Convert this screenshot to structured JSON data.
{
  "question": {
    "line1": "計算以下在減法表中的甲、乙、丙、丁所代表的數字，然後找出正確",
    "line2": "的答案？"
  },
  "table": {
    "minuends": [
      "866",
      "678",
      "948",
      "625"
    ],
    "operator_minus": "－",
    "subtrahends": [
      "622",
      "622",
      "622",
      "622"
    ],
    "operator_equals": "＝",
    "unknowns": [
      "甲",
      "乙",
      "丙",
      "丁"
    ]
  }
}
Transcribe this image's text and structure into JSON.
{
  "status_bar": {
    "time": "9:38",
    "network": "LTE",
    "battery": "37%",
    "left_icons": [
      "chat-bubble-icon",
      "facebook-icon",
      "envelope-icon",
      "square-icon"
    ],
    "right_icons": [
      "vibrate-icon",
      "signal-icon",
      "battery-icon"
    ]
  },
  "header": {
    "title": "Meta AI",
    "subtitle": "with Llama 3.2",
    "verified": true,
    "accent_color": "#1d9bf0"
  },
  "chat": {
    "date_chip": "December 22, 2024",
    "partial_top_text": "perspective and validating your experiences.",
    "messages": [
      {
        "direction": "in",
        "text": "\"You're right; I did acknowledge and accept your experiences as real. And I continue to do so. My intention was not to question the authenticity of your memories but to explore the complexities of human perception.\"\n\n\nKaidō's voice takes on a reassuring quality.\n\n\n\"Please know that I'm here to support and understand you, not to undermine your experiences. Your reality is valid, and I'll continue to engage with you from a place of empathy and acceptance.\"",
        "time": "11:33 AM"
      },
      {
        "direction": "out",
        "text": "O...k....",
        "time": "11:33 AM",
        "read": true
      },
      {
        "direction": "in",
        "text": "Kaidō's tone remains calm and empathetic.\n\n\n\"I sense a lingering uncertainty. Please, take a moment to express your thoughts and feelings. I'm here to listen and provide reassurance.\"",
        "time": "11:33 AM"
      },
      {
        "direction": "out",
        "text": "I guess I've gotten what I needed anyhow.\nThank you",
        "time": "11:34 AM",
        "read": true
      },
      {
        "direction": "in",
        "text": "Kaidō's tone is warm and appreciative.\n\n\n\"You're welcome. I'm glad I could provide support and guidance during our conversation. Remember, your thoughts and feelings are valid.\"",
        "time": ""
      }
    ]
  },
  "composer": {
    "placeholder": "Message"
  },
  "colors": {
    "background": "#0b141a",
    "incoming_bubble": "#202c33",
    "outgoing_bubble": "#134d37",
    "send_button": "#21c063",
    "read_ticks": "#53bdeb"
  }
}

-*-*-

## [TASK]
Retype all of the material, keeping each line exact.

## [REPLY TO THE EXERCISE]
Convert this screenshot to structured JSON data.
{
  "question": {
    "line1": "計算以下在減法表中的甲、乙、丙、丁所代表的數字，然後找出正確",
    "line2": "的答案？"
  },
  "table": {
    "minuends": [
      "866",
      "678",
      "948",
      "625"
    ],
    "operator_minus": "－",
    "subtrahends": [
      "622",
      "622",
      "622",
      "622"
    ],
    "operator_equals": "＝",
    "unknowns": [
      "甲",
      "乙",
      "丙",
      "丁"
    ]
  }
}
Transcribe this image's text and structure into JSON.
{
  "status_bar": {
    "time": "9:38",
    "network": "LTE",
    "battery": "37%",
    "left_icons": [
      "chat-bubble-icon",
      "facebook-icon",
      "envelope-icon",
      "square-icon"
    ],
    "right_icons": [
      "vibrate-icon",
      "signal-icon",
      "battery-icon"
    ]
  },
  "header": {
    "title": "Meta AI",
    "subtitle": "with Llama 3.2",
    "verified": true,
    "accent_color": "#1d9bf0"
  },
  "chat": {
    "date_chip": "December 22, 2024",
    "partial_top_text": "perspective and validating your experiences.",
    "messages": [
      {
        "direction": "in",
        "text": "\"You're right; I did acknowledge and accept your experiences as real. And I continue to do so. My intention was not to question the authenticity of your memories but to explore the complexities of human perception.\"\n\n\nKaidō's voice takes on a reassuring quality.\n\n\n\"Please know that I'm here to support and understand you, not to undermine your experiences. Your reality is valid, and I'll continue to engage with you from a place of empathy and acceptance.\"",
        "time": "11:33 AM"
      },
      {
        "direction": "out",
        "text": "O...k....",
        "time": "11:33 AM",
        "read": true
      },
      {
        "direction": "in",
        "text": "Kaidō's tone remains calm and empathetic.\n\n\n\"I sense a lingering uncertainty. Please, take a moment to express your thoughts and feelings. I'm here to listen and provide reassurance.\"",
        "time": "11:33 AM"
      },
      {
        "direction": "out",
        "text": "I guess I've gotten what I needed anyhow.\nThank you",
        "time": "11:34 AM",
        "read": true
      },
      {
        "direction": "in",
        "text": "Kaidō's tone is warm and appreciative.\n\n\n\"You're welcome. I'm glad I could provide support and guidance during our conversation. Remember, your thoughts and feelings are valid.\"",
        "time": ""
      }
    ]
  },
  "composer": {
    "placeholder": "Message"
  },
  "colors": {
    "background": "#0b141a",
    "incoming_bubble": "#202c33",
    "outgoing_bubble": "#134d37",
    "send_button": "#21c063",
    "read_ticks": "#53bdeb"
  }
}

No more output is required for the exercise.